## Exercise
The answer should contain every record below, output exactly.

## Data supplied
********
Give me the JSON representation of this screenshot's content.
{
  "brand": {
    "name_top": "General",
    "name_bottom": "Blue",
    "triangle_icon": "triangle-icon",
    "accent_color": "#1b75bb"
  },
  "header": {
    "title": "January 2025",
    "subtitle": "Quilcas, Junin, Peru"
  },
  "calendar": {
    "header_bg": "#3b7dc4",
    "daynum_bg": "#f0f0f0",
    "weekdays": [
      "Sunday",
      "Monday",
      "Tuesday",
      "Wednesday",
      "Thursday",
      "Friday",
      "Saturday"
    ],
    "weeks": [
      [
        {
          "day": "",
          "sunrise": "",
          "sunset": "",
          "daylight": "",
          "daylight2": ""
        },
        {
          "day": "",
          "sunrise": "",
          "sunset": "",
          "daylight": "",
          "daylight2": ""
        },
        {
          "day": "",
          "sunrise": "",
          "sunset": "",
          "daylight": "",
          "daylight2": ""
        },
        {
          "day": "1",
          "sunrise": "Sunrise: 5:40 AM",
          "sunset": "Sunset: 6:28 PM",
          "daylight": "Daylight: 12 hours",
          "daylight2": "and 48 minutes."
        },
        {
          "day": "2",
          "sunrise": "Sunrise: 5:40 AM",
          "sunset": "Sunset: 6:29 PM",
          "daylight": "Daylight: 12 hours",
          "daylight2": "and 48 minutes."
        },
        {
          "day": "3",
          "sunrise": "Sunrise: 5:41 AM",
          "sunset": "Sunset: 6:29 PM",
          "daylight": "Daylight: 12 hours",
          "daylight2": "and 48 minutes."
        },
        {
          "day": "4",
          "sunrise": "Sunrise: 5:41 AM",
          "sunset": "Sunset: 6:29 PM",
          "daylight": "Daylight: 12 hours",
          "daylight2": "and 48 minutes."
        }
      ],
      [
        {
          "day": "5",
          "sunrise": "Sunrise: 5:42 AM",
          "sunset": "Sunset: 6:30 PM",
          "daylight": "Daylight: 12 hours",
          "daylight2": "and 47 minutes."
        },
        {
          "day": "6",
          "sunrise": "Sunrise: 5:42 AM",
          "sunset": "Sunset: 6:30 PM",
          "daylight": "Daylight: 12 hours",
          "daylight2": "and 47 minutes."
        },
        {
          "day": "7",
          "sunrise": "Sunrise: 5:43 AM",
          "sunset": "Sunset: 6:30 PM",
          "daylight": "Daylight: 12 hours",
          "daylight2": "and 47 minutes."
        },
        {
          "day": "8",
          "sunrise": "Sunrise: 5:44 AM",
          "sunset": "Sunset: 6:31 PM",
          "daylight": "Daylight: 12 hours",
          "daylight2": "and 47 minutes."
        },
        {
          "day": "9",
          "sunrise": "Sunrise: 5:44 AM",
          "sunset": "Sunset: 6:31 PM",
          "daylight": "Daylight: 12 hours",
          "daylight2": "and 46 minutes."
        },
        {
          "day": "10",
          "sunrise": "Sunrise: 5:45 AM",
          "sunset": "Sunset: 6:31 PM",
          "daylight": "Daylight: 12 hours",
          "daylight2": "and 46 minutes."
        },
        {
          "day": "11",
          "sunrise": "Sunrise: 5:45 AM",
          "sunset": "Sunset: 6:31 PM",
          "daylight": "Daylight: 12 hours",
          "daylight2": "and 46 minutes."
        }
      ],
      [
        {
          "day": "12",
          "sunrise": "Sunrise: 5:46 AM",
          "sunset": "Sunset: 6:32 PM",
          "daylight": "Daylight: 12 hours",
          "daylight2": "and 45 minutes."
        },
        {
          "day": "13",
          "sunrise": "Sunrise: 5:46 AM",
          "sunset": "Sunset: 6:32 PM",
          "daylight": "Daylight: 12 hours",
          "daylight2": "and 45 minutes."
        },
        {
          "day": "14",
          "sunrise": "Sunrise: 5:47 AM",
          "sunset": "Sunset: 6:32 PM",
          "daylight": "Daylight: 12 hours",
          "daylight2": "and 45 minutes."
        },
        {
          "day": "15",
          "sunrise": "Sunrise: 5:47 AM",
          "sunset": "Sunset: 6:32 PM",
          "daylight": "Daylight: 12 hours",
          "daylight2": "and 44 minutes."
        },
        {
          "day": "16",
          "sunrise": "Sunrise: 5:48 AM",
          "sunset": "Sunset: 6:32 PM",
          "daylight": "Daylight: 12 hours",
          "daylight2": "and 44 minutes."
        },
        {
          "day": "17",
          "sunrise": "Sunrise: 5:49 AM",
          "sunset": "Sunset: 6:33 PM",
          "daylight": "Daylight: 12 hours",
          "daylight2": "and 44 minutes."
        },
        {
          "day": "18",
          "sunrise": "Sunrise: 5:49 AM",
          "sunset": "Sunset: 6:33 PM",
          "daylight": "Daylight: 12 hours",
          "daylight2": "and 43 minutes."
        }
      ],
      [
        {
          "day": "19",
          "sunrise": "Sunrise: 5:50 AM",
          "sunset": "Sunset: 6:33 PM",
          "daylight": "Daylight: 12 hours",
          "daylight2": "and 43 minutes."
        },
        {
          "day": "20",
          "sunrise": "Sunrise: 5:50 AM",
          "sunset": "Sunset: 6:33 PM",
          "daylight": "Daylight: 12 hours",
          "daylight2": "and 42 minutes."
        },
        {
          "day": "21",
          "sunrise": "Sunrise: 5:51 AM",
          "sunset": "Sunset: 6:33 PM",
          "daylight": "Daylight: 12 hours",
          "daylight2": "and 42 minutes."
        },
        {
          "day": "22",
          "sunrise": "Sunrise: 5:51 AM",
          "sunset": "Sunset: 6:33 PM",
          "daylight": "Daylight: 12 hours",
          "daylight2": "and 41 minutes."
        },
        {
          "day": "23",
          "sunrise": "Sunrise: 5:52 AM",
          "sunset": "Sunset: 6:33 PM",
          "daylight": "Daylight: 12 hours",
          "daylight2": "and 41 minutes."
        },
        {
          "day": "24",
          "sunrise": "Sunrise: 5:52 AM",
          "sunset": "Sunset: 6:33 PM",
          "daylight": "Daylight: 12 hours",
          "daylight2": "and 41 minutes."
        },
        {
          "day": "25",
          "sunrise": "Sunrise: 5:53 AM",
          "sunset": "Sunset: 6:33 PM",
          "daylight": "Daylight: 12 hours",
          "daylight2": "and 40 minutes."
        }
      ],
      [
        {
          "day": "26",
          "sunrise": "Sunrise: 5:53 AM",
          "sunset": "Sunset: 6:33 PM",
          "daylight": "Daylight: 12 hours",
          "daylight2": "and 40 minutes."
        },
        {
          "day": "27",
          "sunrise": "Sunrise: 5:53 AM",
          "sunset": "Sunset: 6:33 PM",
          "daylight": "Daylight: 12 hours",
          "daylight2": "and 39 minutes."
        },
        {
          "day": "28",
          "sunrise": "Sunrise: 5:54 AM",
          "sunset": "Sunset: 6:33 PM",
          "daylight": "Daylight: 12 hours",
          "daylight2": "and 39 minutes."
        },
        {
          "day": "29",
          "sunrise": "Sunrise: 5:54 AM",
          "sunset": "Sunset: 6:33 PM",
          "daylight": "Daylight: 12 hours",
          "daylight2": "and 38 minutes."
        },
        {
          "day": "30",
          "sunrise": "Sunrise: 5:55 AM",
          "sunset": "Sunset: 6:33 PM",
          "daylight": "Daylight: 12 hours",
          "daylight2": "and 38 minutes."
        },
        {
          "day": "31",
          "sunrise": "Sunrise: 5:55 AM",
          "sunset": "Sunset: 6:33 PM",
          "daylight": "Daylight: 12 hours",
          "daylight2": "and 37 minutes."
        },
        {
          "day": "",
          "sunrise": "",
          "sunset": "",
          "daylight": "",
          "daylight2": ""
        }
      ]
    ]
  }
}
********
## Task solution
Give me the JSON representation of this screenshot's content.
{
  "brand": {
    "name_top": "General",
    "name_bottom": "Blue",
    "triangle_icon": "triangle-icon",
    "accent_color": "#1b75bb"
  },
  "header": {
    "title": "January 2025",
    "subtitle": "Quilcas, Junin, Peru"
  },
  "calendar": {
    "header_bg": "#3b7dc4",
    "daynum_bg": "#f0f0f0",
    "weekdays": [
      "Sunday",
      "Monday",
      "Tuesday",
      "Wednesday",
      "Thursday",
      "Friday",
      "Saturday"
    ],
    "weeks": [
      [
        {
          "day": "",
          "sunrise": "",
          "sunset": "",
          "daylight": "",
          "daylight2": ""
        },
        {
          "day": "",
          "sunrise": "",
          "sunset": "",
          "daylight": "",
          "daylight2": ""
        },
        {
          "day": "",
          "sunrise": "",
          "sunset": "",
          "daylight": "",
          "daylight2": ""
        },
        {
          "day": "1",
          "sunrise": "Sunrise: 5:40 AM",
          "sunset": "Sunset: 6:28 PM",
          "daylight": "Daylight: 12 hours",
          "daylight2": "and 48 minutes."
        },
        {
          "day": "2",
          "sunrise": "Sunrise: 5:40 AM",
          "sunset": "Sunset: 6:29 PM",
          "daylight": "Daylight: 12 hours",
          "daylight2": "and 48 minutes."
        },
        {
          "day": "3",
          "sunrise": "Sunrise: 5:41 AM",
          "sunset": "Sunset: 6:29 PM",
          "daylight": "Daylight: 12 hours",
          "daylight2": "and 48 minutes."
        },
        {
          "day": "4",
          "sunrise": "Sunrise: 5:41 AM",
          "sunset": "Sunset: 6:29 PM",
          "daylight": "Daylight: 12 hours",
          "daylight2": "and 48 minutes."
        }
      ],
      [
        {
          "day": "5",
          "sunrise": "Sunrise: 5:42 AM",
          "sunset": "Sunset: 6:30 PM",
          "daylight": "Daylight: 12 hours",
          "daylight2": "and 47 minutes."
        },
        {
          "day": "6",
          "sunrise": "Sunrise: 5:42 AM",
          "sunset": "Sunset: 6:30 PM",
          "daylight": "Daylight: 12 hours",
          "daylight2": "and 47 minutes."
        },
        {
          "day": "7",
          "sunrise": "Sunrise: 5:43 AM",
          "sunset": "Sunset: 6:30 PM",
          "daylight": "Daylight: 12 hours",
          "daylight2": "and 47 minutes."
        },
        {
          "day": "8",
          "sunrise": "Sunrise: 5:44 AM",
          "sunset": "Sunset: 6:31 PM",
          "daylight": "Daylight: 12 hours",
          "daylight2": "and 47 minutes."
        },
        {
          "day": "9",
          "sunrise": "Sunrise: 5:44 AM",
          "sunset": "Sunset: 6:31 PM",
          "daylight": "Daylight: 12 hours",
          "daylight2": "and 46 minutes."
        },
        {
          "day": "10",
          "sunrise": "Sunrise: 5:45 AM",
          "sunset": "Sunset: 6:31 PM",
          "daylight": "Daylight: 12 hours",
          "daylight2": "and 46 minutes."
        },
        {
          "day": "11",
          "sunrise": "Sunrise: 5:45 AM",
          "sunset": "Sunset: 6:31 PM",
          "daylight": "Daylight: 12 hours",
          "daylight2": "and 46 minutes."
        }
      ],
      [
        {
          "day": "12",
          "sunrise": "Sunrise: 5:46 AM",
          "sunset": "Sunset: 6:32 PM",
          "daylight": "Daylight: 12 hours",
          "daylight2": "and 45 minutes."
        },
        {
          "day": "13",
          "sunrise": "Sunrise: 5:46 AM",
          "sunset": "Sunset: 6:32 PM",
          "daylight": "Daylight: 12 hours",
          "daylight2": "and 45 minutes."
        },
        {
          "day": "14",
          "sunrise": "Sunrise: 5:47 AM",
          "sunset": "Sunset: 6:32 PM",
          "daylight": "Daylight: 12 hours",
          "daylight2": "and 45 minutes."
        },
        {
          "day": "15",
          "sunrise": "Sunrise: 5:47 AM",
          "sunset": "Sunset: 6:32 PM",
          "daylight": "Daylight: 12 hours",
          "daylight2": "and 44 minutes."
        },
        {
          "day": "16",
          "sunrise": "Sunrise: 5:48 AM",
          "sunset": "Sunset: 6:32 PM",
          "daylight": "Daylight: 12 hours",
          "daylight2": "and 44 minutes."
        },
        {
          "day": "17",
          "sunrise": "Sunrise: 5:49 AM",
          "sunset": "Sunset: 6:33 PM",
          "daylight": "Daylight: 12 hours",
          "daylight2": "and 44 minutes."
        },
        {
          "day": "18",
          "sunrise": "Sunrise: 5:49 AM",
          "sunset": "Sunset: 6:33 PM",
          "daylight": "Daylight: 12 hours",
          "daylight2": "and 43 minutes."
        }
      ],
      [
        {
          "day": "19",
          "sunrise": "Sunrise: 5:50 AM",
          "sunset": "Sunset: 6:33 PM",
          "daylight": "Daylight: 12 hours",
          "daylight2": "and 43 minutes."
        },
        {
          "day": "20",
          "sunrise": "Sunrise: 5:50 AM",
          "sunset": "Sunset: 6:33 PM",
          "daylight": "Daylight: 12 hours",
          "daylight2": "and 42 minutes."
        },
        {
          "day": "21",
          "sunrise": "Sunrise: 5:51 AM",
          "sunset": "Sunset: 6:33 PM",
          "daylight": "Daylight: 12 hours",
          "daylight2": "and 42 minutes."
        },
        {
          "day": "22",
          "sunrise": "Sunrise: 5:51 AM",
          "sunset": "Sunset: 6:33 PM",
          "daylight": "Daylight: 12 hours",
          "daylight2": "and 41 minutes."
        },
        {
          "day": "23",
          "sunrise": "Sunrise: 5:52 AM",
          "sunset": "Sunset: 6:33 PM",
          "daylight": "Daylight: 12 hours",
          "daylight2": "and 41 minutes."
        },
        {
          "day": "24",
          "sunrise": "Sunrise: 5:52 AM",
          "sunset": "Sunset: 6:33 PM",
          "daylight": "Daylight: 12 hours",
          "daylight2": "and 41 minutes."
        },
        {
          "day": "25",
          "sunrise": "Sunrise: 5:53 AM",
          "sunset": "Sunset: 6:33 PM",
          "daylight": "Daylight: 12 hours",
          "daylight2": "and 40 minutes."
        }
      ],
      [
        {
          "day": "26",
          "sunrise": "Sunrise: 5:53 AM",
          "sunset": "Sunset: 6:33 PM",
          "daylight": "Daylight: 12 hours",
          "daylight2": "and 40 minutes."
        },
        {
          "day": "27",
          "sunrise": "Sunrise: 5:53 AM",
          "sunset": "Sunset: 6:33 PM",
          "daylight": "Daylight: 12 hours",
          "daylight2": "and 39 minutes."
        },
        {
          "day": "28",
          "sunrise": "Sunrise: 5:54 AM",
          "sunset": "Sunset: 6:33 PM",
          "daylight": "Daylight: 12 hours",
          "daylight2": "and 39 minutes."
        },
        {
          "day": "29",
          "sunrise": "Sunrise: 5:54 AM",
          "sunset": "Sunset: 6:33 PM",
          "daylight": "Daylight: 12 hours",
          "daylight2": "and 38 minutes."
        },
        {
          "day": "30",
          "sunrise": "Sunrise: 5:55 AM",
          "sunset": "Sunset: 6:33 PM",
          "daylight": "Daylight: 12 hours",
          "daylight2": "and 38 minutes."
        },
        {
          "day": "31",
          "sunrise": "Sunrise: 5:55 AM",
          "sunset": "Sunset: 6:33 PM",
          "daylight": "Daylight: 12 hours",
          "daylight2": "and 37 minutes."
        },
        {
          "day": "",
          "sunrise": "",
          "sunset": "",
          "daylight": "",
          "daylight2": ""
        }
      ]
    ]
  }
}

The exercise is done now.